Wednesday, January 25, 2012
It was such a thrill for me to be interviewed by Joyce Lamb at USA Today - Happy Ever After blog.
If you'd like to check it out, here's the link: http://bit.ly/xjilVg
Joyce asked some really cool questions. Here's a sampling:
Joyce: Welcome to HEA, Kathy! Why do you write erotica?
Kathy: It's fun to write about sexuality with complete and open abandon. It's like riding a rollercoaster and racing down the big dip with your eyes wide open and your arms straight over your head. Some might prefer to hang on with eyes closed. You still get a good ride, but perhaps miss some of the thrill. Besides the explicit details, I enjoy writing the love story. I love happy endings.Why do I write erotica? What's the goofiest question anyone has ever asked me? My website says I'm a cytotechnologist, how does that and my interest in quantum physics feed my stories?
Joyce: Please tell us about your story in SWTWC, Tattoo Witch.
Kathy: Tattoo Witch is about a couple, Anita and Sam, who love each other, but their relationship is strained. They're argumentative and their love life has cooled. While vacationing in Ocean City, Md., they watch a couple having sex on the beach. Later, that same couple presents them with an offer they can't refuse — magical tattoos that will grant scorching sex beyond their wildest sexual fantasies. And it does. Their love life has never been better or more exciting, but there's a catch. This is dark magic and each tattoo comes with a curse. Like a drug, they want more despite the curses, until it gets out of hand. It's a love-conquers-evil story. Dark and sexy and romantic in a twisted kind of way. Of course, there's a romantic HEA. Recently, I saw a movie with a similar theme — Limitless. Instead of tattoos, the magic was a drug in the form of a pill that expanded the brain capacity. This pill had consequences, too.

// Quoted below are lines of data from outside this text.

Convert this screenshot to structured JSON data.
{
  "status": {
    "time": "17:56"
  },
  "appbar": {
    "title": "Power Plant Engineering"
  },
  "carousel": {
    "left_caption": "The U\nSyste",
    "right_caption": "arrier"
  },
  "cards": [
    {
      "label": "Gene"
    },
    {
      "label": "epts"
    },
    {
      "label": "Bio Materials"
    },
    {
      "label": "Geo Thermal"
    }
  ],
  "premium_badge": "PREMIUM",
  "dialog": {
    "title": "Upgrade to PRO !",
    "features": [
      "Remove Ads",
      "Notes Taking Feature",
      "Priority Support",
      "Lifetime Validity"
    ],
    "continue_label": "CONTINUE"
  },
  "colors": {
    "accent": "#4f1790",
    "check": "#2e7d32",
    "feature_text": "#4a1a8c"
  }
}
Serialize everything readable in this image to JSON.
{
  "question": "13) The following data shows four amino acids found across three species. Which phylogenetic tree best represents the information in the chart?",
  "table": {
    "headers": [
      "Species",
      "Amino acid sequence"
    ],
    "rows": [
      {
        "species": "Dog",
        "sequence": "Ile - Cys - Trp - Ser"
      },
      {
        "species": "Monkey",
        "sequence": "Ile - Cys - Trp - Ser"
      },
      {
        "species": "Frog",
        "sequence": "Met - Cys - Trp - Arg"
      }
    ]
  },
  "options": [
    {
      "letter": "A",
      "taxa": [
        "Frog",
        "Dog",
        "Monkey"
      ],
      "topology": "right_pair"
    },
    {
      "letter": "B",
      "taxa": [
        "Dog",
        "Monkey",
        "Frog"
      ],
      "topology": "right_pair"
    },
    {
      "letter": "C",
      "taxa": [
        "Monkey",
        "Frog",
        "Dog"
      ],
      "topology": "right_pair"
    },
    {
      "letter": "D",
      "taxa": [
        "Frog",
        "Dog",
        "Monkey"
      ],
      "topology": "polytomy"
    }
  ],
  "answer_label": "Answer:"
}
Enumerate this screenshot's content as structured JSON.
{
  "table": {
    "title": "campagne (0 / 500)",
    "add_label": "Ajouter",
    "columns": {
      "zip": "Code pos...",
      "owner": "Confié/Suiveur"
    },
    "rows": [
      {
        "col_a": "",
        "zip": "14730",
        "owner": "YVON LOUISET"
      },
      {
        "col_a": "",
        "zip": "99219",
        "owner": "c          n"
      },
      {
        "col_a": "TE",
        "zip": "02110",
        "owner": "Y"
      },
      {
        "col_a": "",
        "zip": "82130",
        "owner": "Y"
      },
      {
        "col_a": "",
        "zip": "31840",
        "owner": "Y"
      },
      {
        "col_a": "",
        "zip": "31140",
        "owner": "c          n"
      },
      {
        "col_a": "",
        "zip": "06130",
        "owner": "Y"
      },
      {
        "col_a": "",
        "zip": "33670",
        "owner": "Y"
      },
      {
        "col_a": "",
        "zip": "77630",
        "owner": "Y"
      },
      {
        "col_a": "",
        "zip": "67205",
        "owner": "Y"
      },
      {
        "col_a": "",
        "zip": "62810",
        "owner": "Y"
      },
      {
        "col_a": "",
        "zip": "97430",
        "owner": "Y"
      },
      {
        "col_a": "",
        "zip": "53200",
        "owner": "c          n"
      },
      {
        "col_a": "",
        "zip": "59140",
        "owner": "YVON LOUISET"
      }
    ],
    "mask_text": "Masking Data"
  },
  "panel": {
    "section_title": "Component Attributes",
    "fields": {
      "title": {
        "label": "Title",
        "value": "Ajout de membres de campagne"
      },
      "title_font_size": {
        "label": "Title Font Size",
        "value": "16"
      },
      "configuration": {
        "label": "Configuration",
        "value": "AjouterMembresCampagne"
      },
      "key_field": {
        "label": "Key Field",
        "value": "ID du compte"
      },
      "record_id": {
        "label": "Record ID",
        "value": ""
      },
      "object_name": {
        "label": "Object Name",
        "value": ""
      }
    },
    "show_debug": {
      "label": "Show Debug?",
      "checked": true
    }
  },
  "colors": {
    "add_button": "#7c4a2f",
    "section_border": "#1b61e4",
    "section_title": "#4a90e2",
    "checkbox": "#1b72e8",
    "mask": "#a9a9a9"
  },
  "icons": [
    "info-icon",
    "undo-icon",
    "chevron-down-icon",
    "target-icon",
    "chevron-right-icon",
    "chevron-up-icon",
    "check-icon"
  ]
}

Joyce: What's the goofiest question anyone has ever asked you about writing erotica? For example, someone once asked me how I do research for the love scenes in my novels. Naturally, I came back with a smart remark that left both our faces pink (had something to do with IRS tax deductions).
Kathy: I like the IRS tax deduction answer. I'll have to remember that one. Sometimes I get the question: Do I physically research all my love scenes to make sure they're accurate? I've responded a couple of ways like, "Stephen King writes about serial killers and ax-wielding, murdering writers. Would you ask him if he kills people for research?" On a rare occasion, I'll come back with a smart remark and answer, "Of course, every sleazy scene. The most exciting research I ever did was for scenes on planet Somerled in my sci-fi erotic book. I really enjoyed the interstellar travel to another planet, and oh my, a threesome with a shapeshifting dragon. Well, don't knock it until you try it."
Joyce: Your website says you're a cytotechnologist. A cytotech-who? (Imagine Joyce making the Scooby-Doo "ruhr?" face.) How does that and your interest in quantum physics feed your stories?
Kathy: As a cytotechnologist, I look for cancer under the microscope. I also assist doctors during biopsies. I guess I'm a bit of a science geek. I'm a huge sci-fi fan and have read (skimmed) a couple quantum physics books. I don't claim to understand it. Quantum physics is weird science. It's probably as much a philosophy as it is a science. How can you apply logic, never mind prove theories, to forces and events in the universe that don't behave logically? In my Demons in Exile series, I used an alternate universe (an artificially created world) that exists between dimensions. A couple quantum physics theories sparked this idea. One theory says that the universe is constantly splitting into parallel universes — billions of them. Another known theory says we inhabit 10 dimensions, 11 if you count time. How do they know that? Don't worry, I don't explain HOW the world was created or give readers lessons in quantum mechanics. Quantum physics is interesting, but reading more than a page or two at a time is a great cure for insomnia. Erotica is much more stimulating and entertaining.
For the full review, check out the HEA website for January 25, 2012 http://bit.ly/xjilVg